(Interface dataset entries)

════════════════════

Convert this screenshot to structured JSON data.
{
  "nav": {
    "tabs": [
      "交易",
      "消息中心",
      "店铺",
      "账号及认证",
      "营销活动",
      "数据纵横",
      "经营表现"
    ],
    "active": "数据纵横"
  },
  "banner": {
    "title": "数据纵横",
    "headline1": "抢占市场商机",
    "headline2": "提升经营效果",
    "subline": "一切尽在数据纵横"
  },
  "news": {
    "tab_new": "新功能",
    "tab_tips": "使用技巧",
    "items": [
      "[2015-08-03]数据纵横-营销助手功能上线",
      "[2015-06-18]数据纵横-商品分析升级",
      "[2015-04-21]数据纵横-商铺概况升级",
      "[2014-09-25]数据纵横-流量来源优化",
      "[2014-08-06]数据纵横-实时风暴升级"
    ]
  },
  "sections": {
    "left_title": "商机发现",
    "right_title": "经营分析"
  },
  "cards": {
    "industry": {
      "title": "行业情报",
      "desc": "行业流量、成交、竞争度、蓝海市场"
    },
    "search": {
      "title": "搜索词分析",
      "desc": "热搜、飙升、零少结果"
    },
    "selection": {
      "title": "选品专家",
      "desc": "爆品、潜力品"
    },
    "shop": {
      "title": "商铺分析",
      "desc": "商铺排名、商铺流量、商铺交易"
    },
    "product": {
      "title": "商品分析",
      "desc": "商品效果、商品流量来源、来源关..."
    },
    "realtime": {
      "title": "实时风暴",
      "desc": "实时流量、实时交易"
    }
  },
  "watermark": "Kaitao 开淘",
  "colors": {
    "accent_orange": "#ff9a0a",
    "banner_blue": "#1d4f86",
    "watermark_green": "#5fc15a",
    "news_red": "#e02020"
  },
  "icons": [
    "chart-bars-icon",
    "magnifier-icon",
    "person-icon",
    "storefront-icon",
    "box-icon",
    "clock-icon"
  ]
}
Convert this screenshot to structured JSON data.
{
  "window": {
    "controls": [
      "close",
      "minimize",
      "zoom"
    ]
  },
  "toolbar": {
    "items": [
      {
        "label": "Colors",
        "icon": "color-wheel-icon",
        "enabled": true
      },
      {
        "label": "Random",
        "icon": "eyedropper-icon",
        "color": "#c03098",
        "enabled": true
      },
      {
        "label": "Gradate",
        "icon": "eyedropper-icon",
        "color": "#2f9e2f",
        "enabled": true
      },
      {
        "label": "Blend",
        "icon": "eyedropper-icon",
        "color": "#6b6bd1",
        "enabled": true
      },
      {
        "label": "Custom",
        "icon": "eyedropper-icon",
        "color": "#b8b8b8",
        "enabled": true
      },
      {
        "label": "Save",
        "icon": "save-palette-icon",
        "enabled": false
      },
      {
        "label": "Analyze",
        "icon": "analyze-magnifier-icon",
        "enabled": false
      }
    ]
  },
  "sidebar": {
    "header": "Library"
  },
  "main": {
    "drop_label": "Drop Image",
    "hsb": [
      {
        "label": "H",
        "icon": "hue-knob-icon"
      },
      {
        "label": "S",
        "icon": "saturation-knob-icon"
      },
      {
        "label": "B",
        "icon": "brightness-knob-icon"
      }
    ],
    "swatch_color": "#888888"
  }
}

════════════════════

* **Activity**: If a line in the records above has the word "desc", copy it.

* **Output**:
      "desc": "行业流量、成交、竞争度、蓝海市场"
      "desc": "热搜、飙升、零少结果"
      "desc": "爆品、潜力品"
      "desc": "商铺排名、商铺流量、商铺交易"
      "desc": "商品效果、商品流量来源、来源关..."
      "desc": "实时流量、实时交易"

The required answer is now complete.